--- Given entries Enclosed Below ---

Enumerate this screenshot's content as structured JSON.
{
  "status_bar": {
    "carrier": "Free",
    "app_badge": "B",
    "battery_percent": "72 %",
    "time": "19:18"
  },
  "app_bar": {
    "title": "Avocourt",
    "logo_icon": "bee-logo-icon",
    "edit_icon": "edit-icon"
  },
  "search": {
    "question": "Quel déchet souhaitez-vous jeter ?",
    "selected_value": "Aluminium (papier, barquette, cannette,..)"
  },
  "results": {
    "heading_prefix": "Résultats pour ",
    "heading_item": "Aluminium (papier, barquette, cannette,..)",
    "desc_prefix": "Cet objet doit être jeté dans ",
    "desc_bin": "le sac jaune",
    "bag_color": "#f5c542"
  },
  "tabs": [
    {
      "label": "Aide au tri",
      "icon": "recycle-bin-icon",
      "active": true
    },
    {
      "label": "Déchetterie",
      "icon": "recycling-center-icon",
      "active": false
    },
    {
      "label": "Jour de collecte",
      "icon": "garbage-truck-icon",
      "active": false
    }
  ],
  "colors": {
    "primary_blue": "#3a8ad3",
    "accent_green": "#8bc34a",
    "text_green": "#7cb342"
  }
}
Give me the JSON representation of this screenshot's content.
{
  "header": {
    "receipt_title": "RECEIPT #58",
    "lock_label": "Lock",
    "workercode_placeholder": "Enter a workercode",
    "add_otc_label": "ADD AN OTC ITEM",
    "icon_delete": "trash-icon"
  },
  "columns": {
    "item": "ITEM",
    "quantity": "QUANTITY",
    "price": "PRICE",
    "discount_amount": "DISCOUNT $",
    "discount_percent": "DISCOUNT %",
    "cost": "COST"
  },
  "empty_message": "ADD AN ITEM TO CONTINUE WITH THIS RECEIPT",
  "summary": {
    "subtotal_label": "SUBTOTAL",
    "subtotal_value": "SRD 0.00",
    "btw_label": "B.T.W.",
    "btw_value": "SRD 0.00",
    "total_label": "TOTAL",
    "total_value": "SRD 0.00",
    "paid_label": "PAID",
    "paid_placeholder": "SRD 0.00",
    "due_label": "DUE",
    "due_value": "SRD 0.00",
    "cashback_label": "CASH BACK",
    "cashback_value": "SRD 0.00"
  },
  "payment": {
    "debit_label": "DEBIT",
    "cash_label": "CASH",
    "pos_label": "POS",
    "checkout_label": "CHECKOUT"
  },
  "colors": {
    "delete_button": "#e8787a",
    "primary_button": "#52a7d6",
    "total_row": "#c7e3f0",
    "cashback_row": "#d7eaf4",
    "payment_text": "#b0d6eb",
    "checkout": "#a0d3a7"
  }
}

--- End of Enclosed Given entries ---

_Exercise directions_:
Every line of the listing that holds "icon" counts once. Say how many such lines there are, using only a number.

_Exercise solution_:
6